-- ACTIVITY --
Go through the data below and gather each line containing "image".

Saved entries:
= Beginning of Section =

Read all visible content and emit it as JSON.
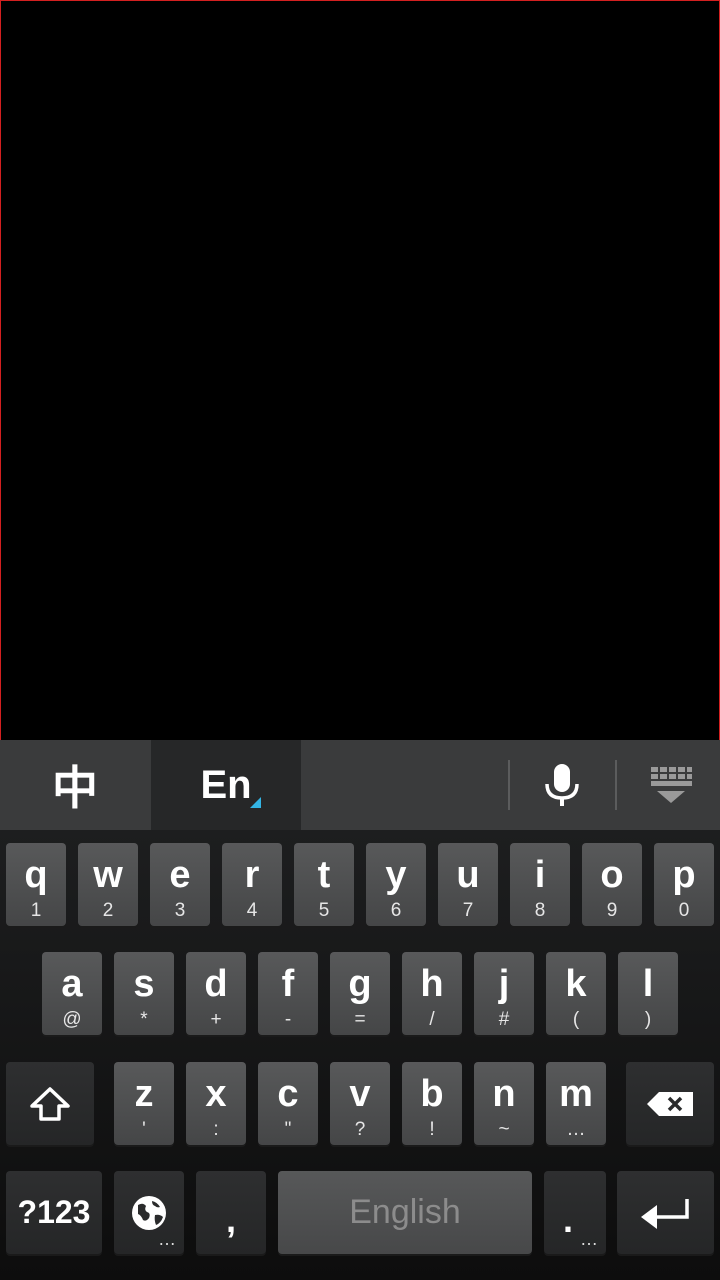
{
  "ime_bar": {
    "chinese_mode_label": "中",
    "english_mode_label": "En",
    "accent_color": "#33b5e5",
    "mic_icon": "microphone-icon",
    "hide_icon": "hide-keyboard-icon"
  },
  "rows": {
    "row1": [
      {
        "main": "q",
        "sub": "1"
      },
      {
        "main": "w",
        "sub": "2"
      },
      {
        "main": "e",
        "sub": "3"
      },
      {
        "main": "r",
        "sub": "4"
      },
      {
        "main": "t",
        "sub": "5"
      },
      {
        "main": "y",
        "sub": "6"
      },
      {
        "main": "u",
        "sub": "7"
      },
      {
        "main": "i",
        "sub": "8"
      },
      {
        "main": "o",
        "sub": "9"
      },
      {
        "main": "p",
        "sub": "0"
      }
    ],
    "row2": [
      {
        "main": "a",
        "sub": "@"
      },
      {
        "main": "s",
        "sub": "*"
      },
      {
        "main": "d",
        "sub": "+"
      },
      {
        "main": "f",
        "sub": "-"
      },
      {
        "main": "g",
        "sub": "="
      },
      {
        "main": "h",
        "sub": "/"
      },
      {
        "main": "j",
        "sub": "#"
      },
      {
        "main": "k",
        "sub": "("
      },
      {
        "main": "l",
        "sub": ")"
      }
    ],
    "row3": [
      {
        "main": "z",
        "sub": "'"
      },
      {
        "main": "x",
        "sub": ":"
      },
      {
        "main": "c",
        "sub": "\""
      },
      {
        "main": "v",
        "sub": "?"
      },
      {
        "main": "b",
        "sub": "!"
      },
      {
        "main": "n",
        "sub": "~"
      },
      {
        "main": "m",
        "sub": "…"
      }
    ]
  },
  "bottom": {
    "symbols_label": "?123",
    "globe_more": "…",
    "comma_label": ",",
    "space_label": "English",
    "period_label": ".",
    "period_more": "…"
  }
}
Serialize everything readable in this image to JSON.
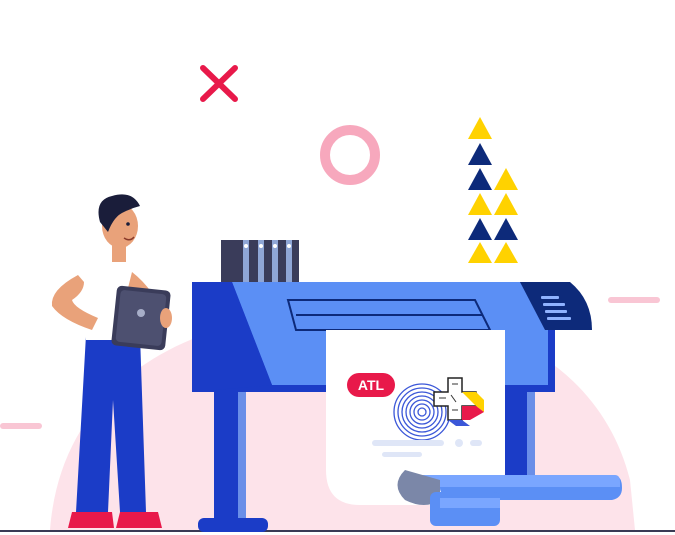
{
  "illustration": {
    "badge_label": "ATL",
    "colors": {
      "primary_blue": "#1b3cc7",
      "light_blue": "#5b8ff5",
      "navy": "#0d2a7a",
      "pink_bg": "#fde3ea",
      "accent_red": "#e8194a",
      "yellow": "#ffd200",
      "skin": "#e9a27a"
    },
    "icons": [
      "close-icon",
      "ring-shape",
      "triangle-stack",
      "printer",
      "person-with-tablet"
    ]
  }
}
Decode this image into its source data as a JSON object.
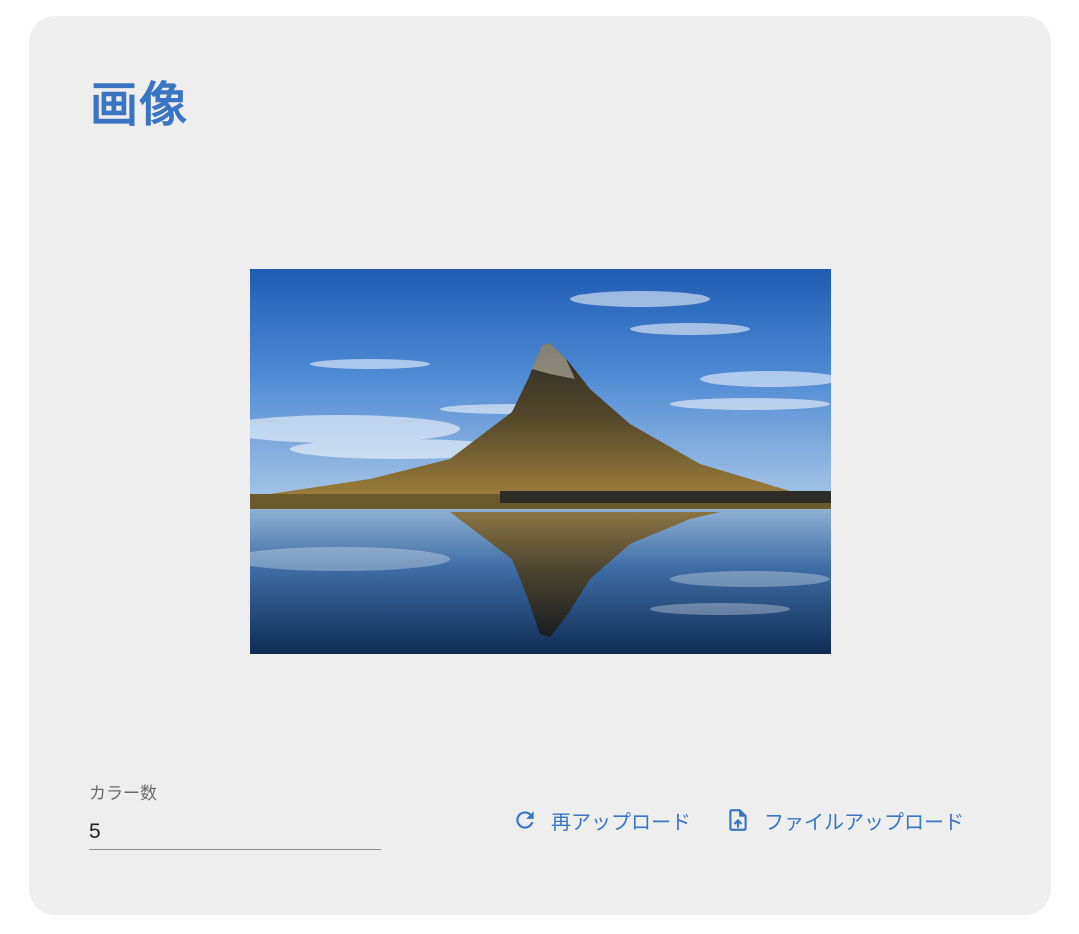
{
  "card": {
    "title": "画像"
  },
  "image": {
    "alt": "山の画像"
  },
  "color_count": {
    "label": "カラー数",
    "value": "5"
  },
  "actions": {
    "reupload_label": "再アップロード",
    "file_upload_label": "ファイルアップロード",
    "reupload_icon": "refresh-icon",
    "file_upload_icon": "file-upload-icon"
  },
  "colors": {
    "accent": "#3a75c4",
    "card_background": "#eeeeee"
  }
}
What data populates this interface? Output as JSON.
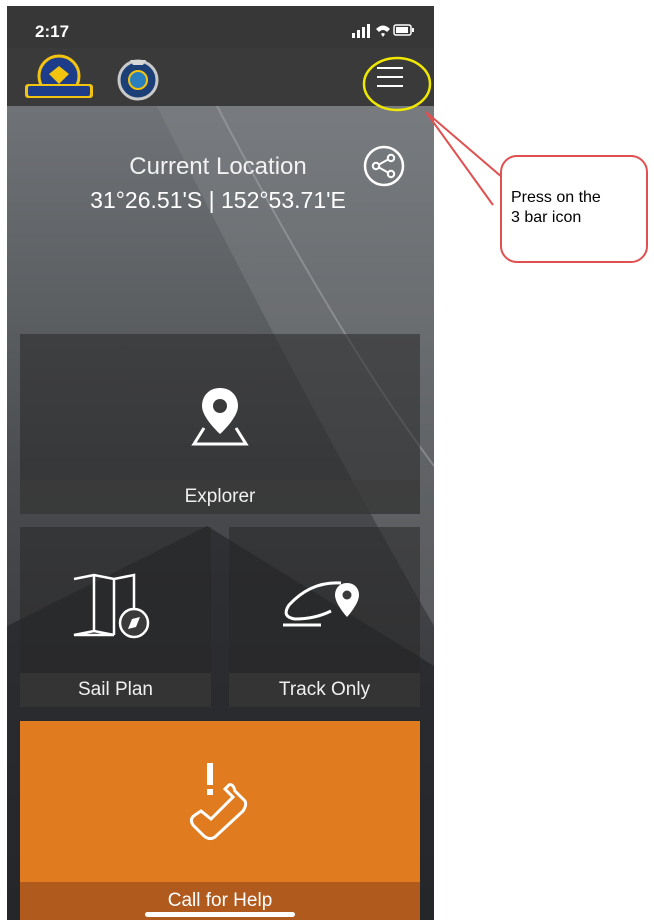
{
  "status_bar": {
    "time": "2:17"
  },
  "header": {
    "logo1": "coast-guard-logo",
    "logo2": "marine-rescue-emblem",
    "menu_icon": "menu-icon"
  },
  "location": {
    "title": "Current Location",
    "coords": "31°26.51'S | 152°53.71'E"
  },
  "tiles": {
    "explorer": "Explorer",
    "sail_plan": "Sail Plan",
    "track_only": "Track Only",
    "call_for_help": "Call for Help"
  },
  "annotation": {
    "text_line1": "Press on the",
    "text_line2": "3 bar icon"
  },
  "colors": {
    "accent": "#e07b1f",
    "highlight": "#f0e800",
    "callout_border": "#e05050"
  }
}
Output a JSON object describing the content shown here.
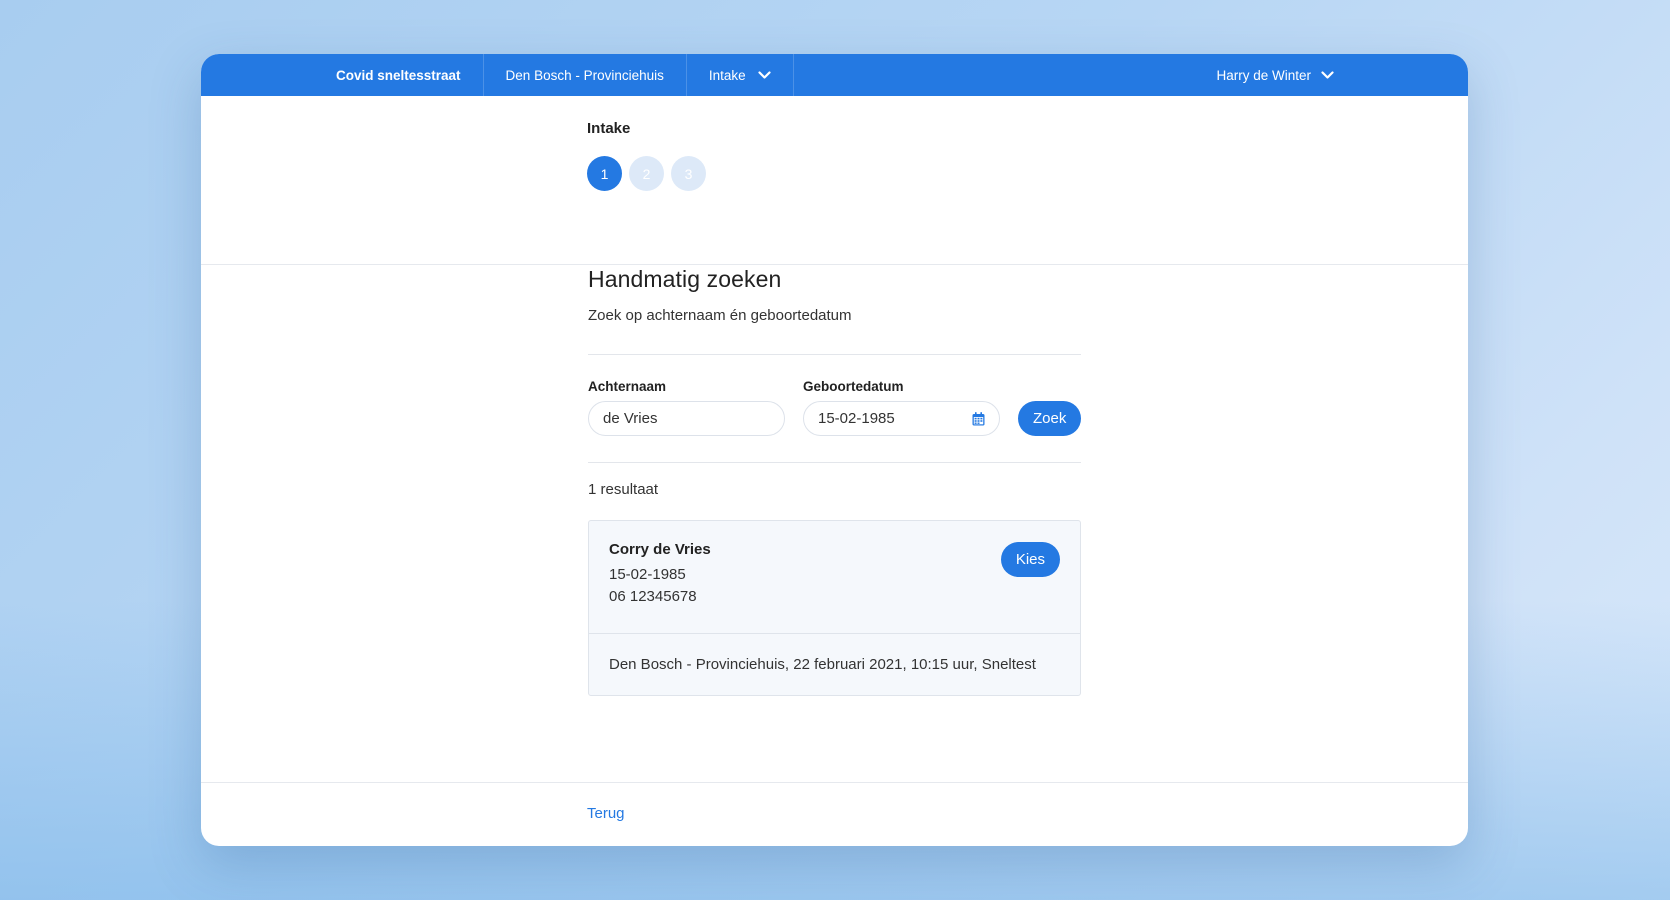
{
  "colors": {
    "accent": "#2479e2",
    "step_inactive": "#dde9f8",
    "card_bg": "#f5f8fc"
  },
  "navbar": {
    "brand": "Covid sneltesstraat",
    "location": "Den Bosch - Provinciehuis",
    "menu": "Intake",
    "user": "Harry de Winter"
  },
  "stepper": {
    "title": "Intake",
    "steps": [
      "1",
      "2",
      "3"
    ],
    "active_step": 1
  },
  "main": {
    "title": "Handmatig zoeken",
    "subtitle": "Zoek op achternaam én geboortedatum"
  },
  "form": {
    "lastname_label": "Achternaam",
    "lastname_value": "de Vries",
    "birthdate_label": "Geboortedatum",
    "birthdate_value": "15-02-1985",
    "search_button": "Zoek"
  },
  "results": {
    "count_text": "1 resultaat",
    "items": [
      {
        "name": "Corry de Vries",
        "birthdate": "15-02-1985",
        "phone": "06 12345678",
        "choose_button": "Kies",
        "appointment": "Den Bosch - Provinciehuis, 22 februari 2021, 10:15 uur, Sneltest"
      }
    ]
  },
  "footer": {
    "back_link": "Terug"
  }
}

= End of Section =

-- EXERCISE ANSWER --
Serialize everything readable in this image to JSON.
Decode this image into its source data as a JSON object.
  "image": {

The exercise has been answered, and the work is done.